I can only imagine what it was like to be around this profoundly wise, playful, generous, and deeply gifted soul on a daily basis as Peter had. Just knowing about him and studying his music has made me a better musician. His contributions to our art border on the metaphysical and we, as a people, are far less without his living presence amongst us. But as with all things in art, we have his wonderful body of work to listen to and to cherish.
There are far too many great examples of Wayne’s genius to list here, so I will share but one. Joni Mitchell did a breathtakingly beautiful rendition of her classic song “Both Sides Now” on her album of the same name released in 2000. On this particular iteration of her well known composition, I feel that you can hear in her voice the older wisdom of experiential knowledge as she artfully renders each lyric with special heartbreak, angst, and acceptance. To add to this, the great Vincent Mendoza orchestrates an almost impossibly beautiful string accompaniment that I am in awe of. And on top of everything else, seemingly floating above it all like the last leaf of autumn, Wayne’s soprano sax offers up the perfect commentary. Every time I hear this, I am so touched by what Wayne does not play as much as I am by the perfect notes that he does choose to play. When he sounds the final moment of the song, it is only then that we realize we have arrived at tonic as he lands on the major third. Incredible! Taken as a whole, this track never fails to make my cry…and it always feels great.

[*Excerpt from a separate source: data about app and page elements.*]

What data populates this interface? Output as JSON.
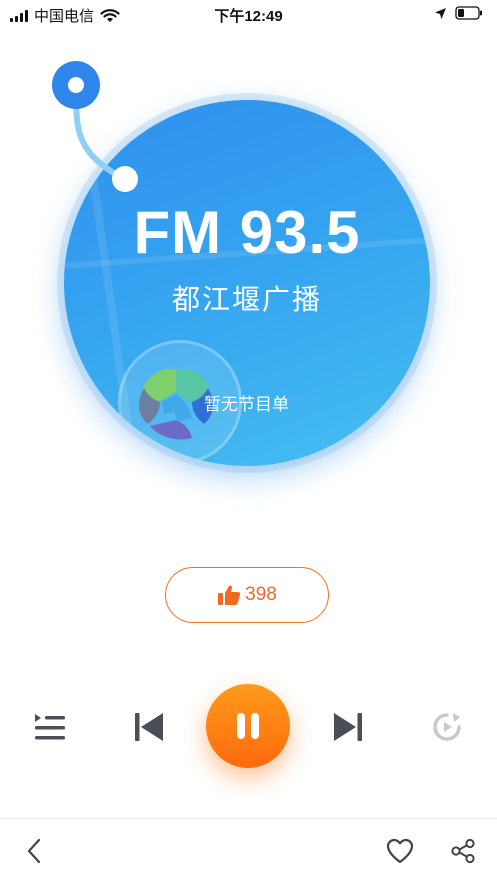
{
  "status_bar": {
    "carrier": "中国电信",
    "time": "下午12:49",
    "icons": [
      "signal-icon",
      "wifi-icon",
      "location-arrow-icon",
      "battery-icon"
    ]
  },
  "station": {
    "frequency": "FM 93.5",
    "name": "都江堰广播",
    "program_status": "暂无节目单",
    "logo_icon": "station-logo-icon"
  },
  "like": {
    "count": "398",
    "icon": "thumbs-up-icon"
  },
  "controls": {
    "playlist_icon": "playlist-icon",
    "previous_icon": "skip-previous-icon",
    "play_state_icon": "pause-icon",
    "next_icon": "skip-next-icon",
    "loop_icon": "loop-icon"
  },
  "bottom_bar": {
    "back_icon": "back-chevron-icon",
    "favorite_icon": "heart-icon",
    "share_icon": "share-icon"
  },
  "colors": {
    "disc_primary": "#2f8fee",
    "disc_secondary": "#45bff0",
    "accent_orange": "#ff6a0d",
    "like_text": "#f06a24",
    "icon_gray": "#4a4f57"
  }
}
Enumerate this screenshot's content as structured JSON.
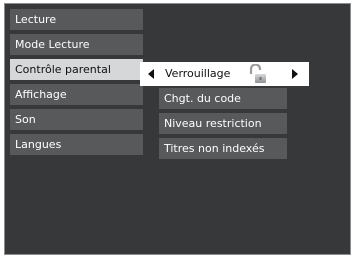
{
  "menu": {
    "items": [
      {
        "label": "Lecture"
      },
      {
        "label": "Mode Lecture"
      },
      {
        "label": "Contrôle parental"
      },
      {
        "label": "Affichage"
      },
      {
        "label": "Son"
      },
      {
        "label": "Langues"
      }
    ],
    "selected_index": 2
  },
  "selector": {
    "label": "Verrouillage",
    "icon": "unlocked-padlock-icon"
  },
  "submenu": {
    "items": [
      {
        "label": "Chgt. du code"
      },
      {
        "label": "Niveau restriction"
      },
      {
        "label": "Titres non indexés"
      }
    ]
  },
  "colors": {
    "background": "#37383a",
    "item": "#57595b",
    "selected": "#d6d7d8",
    "highlight": "#ffffff"
  }
}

Thank you for everything Wayne! Godspeed to you, Sir. We are all very, very glad that you were born.